◆ WHAT THE TASK ASKS: Read through the records. Copy each line that has the word "JSON".

◆ SUPPLIED ENTRIES:
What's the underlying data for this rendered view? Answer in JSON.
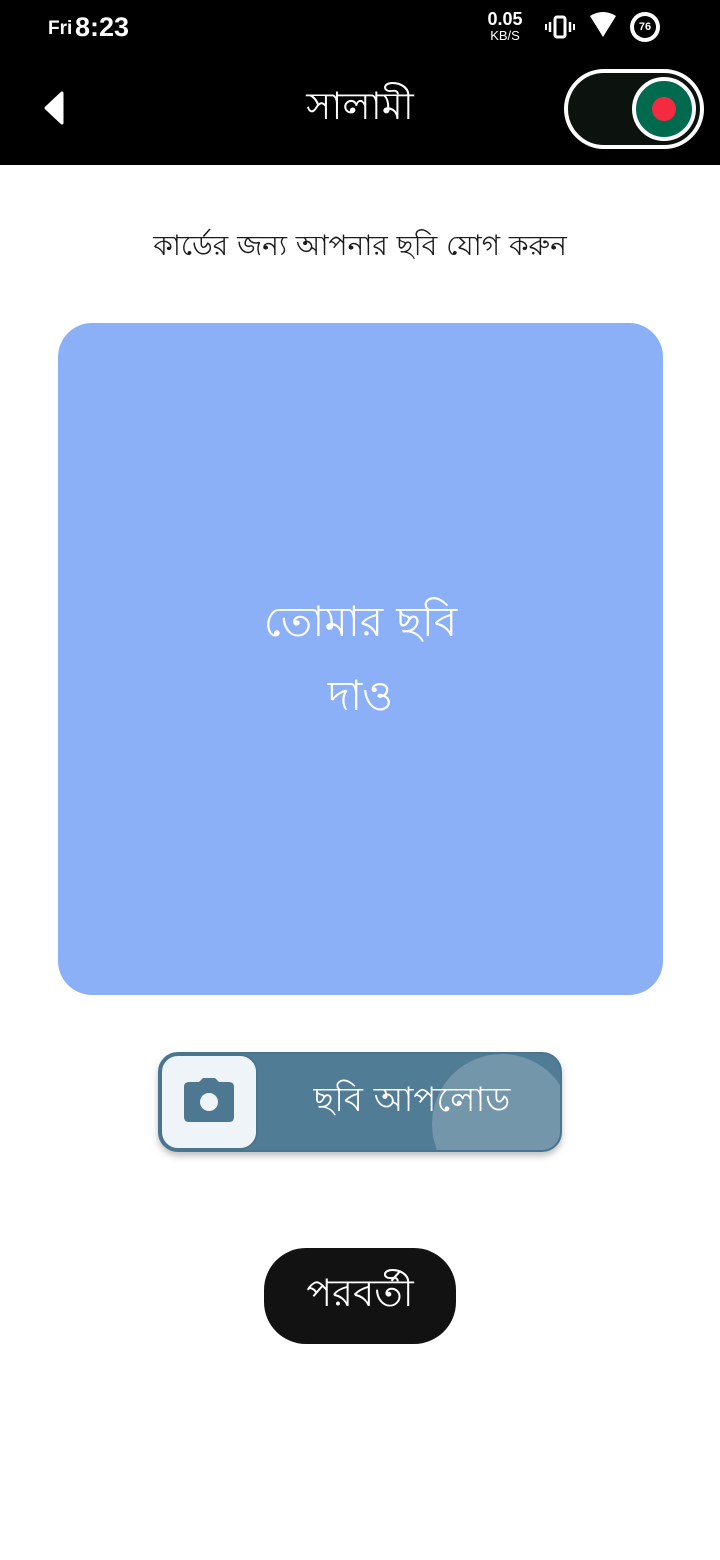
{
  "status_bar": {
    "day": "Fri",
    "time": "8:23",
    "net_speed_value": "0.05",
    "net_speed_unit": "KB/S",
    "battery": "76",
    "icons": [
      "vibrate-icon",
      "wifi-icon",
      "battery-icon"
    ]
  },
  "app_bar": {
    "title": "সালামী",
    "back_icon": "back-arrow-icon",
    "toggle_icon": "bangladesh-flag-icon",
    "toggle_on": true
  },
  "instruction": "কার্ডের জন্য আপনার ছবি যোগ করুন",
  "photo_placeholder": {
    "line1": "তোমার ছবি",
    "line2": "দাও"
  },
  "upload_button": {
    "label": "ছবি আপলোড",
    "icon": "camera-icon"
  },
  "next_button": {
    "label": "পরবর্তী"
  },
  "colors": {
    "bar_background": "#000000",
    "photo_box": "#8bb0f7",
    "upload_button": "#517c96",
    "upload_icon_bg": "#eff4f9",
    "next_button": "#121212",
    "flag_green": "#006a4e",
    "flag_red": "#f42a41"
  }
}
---
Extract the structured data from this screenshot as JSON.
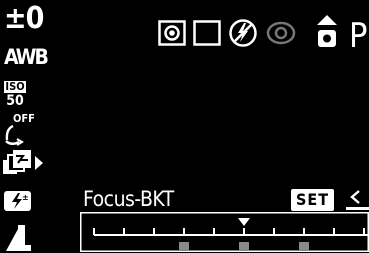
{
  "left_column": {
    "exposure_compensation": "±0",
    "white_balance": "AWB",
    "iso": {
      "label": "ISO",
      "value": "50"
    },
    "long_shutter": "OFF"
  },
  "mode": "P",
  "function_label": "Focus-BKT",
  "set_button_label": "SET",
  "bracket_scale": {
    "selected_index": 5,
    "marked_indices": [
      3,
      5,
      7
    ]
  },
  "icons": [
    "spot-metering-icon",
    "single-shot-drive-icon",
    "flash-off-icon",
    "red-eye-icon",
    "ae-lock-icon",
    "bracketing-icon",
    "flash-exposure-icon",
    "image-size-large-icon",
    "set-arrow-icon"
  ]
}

◆ RESPONSE:
What's the underlying data for this rendered view? Answer in JSON.
Extract the structured data from this screenshot as JSON.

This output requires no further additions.